And finally, I wish to appeal to those responsible for our affairs and for funding this university and other projects I have spoken about. Science is important because of the underlying understanding it provides of the world around us and of Allah’s design; it is important because of the material benefits its discoveries can give us and finally because of its universality. It is a vehicle of cooperation of all mankind and in particular for the Arab and Islamic nations. We owe a debt to international science, which in all self-respect, we must discharge. However, the scientific enterprise cannot flourish without your generous patronage as in the past centuries of Islam. I am now living and working in a small city of one quarter of one million inhabitants. In this city is a Bank – Cassa di Risparmio – which donated 1.5 million dollars for the building in which the International Centre which I created is housed. This city has now pledged from its regional resources, 40 million dollars for the proposed UNIDO Centre for Biotechnology. I feel amazed at their perceptiveness, their love of science and eventually of technology. Shall our cities and banks not rival this example? The international norms of one to two per cent of GNP I have been speaking about would mean expenditures of no more than two to four billion dollars annually for the Arab and the same amount for the rest of the Islamic world on research and development, one quarter to one third of this spent on pure sciences. In 1973, the Pakistan government, on my suggestion, requested the Islamic Summit in Lahore to create at least one foundation for science for all lands of Islam equal in size to the Ford Foundation, with a capital of one billion dollars. Eight years later, in 1981, such a foundation was at last created but with just 50 millions promised and six million dollars paid up so far. I am sure a banking community like that at Manama alone could rival Ford’s benefaction if we really are serious about science. And this region has rich traditions in this respect. Imam Ghazzali, you may recall, paid a rich tribute in the 11th century, to the land of Iraq, when he said:

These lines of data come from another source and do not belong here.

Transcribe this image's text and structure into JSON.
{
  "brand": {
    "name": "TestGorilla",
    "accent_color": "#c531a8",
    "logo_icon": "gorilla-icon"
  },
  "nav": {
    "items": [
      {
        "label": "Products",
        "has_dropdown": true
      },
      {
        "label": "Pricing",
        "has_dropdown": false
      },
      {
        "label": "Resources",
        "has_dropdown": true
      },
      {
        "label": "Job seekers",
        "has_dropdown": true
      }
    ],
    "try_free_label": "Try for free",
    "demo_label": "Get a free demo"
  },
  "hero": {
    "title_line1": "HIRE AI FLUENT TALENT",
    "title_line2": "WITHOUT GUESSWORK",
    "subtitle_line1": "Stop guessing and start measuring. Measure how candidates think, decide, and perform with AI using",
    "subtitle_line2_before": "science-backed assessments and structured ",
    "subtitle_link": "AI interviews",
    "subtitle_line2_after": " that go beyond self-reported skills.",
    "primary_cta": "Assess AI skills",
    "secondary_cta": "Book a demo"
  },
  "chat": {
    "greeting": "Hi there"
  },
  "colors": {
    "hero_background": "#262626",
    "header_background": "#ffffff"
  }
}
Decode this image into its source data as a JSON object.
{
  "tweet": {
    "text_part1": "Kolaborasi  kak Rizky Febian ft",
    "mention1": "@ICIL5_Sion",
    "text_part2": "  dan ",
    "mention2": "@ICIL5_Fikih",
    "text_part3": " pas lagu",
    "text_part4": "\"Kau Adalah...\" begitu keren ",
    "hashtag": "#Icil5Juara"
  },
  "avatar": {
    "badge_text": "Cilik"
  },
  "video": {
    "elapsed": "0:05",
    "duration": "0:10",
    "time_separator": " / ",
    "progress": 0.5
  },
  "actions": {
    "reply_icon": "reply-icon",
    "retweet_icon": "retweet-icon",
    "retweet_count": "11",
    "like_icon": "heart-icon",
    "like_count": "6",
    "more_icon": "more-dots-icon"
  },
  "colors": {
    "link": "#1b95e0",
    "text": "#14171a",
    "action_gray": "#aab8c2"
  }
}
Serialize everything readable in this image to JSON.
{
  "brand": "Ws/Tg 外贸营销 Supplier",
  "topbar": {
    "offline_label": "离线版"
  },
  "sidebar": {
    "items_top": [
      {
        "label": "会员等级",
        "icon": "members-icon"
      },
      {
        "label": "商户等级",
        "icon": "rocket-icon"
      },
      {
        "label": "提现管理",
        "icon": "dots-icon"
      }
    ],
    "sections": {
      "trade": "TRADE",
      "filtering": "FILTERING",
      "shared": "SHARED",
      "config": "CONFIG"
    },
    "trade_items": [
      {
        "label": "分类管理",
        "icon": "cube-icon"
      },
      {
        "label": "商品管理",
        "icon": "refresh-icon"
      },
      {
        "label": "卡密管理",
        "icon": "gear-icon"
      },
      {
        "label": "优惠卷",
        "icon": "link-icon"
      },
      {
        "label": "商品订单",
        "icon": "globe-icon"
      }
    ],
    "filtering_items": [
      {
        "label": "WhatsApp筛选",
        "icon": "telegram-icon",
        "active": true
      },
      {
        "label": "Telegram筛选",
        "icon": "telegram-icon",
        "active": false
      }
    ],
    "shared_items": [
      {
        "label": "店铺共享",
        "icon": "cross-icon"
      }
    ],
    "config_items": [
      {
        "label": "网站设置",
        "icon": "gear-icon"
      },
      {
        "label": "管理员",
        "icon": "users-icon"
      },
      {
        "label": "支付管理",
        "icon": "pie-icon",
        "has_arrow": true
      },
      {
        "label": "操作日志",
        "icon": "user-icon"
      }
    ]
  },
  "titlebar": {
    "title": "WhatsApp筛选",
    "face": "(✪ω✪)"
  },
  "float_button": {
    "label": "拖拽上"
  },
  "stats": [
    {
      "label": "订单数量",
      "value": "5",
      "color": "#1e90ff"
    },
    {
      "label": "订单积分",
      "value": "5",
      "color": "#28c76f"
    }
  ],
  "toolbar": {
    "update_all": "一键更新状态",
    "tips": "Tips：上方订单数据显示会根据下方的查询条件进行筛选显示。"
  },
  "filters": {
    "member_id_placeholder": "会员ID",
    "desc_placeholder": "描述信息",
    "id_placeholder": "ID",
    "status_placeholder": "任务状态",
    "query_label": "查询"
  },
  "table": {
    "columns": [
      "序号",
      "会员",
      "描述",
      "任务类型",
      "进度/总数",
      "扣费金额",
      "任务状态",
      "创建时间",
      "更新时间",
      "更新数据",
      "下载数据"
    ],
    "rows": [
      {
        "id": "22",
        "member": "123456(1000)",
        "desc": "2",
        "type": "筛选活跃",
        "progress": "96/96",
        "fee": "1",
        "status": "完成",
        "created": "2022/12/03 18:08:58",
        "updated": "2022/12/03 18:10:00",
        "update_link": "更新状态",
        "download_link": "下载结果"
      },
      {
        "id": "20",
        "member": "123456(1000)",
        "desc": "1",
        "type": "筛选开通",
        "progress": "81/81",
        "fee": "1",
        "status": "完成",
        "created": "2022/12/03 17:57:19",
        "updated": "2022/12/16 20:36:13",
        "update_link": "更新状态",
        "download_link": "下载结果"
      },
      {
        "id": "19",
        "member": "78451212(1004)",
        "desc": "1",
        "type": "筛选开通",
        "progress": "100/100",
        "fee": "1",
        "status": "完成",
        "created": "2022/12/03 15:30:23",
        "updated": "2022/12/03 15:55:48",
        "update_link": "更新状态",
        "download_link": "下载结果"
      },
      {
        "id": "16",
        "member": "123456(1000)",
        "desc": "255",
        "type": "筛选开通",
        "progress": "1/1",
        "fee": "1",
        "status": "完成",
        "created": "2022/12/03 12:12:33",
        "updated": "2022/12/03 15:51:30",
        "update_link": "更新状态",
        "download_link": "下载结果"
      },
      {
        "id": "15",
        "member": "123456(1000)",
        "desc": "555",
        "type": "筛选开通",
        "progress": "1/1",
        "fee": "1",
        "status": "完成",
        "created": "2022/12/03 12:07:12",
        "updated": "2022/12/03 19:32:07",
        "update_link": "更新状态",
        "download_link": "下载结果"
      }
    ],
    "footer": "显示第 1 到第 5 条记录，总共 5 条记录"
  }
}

‘There is no country in which it is easier for a scholar to make a provision for his children.’ This was at the time when he was planning to become a recluse and to cut himself off from the world. We need not one such but a number of science foundations as in the West, run by the scientists themselves; we need international higher centres of learning within and without our universities, providing generous and tolerant continuity, for our men and their ideas. Let no future Gibb record that in the fifteenth century of the Hijrah, the scientists were there but there was a dearth of merchants and princes with their generous patronage to provide for the facilities needed for their work.

About the Author: Theoretical Physicist Professor Abdus Salam was an Ahmadi Muslim who had the honour of winning the Nobel Prize in the field of physics in 1979. He was also the founder of the Abdus Salam International Centre for Theoretical Physics in Trieste, Italy.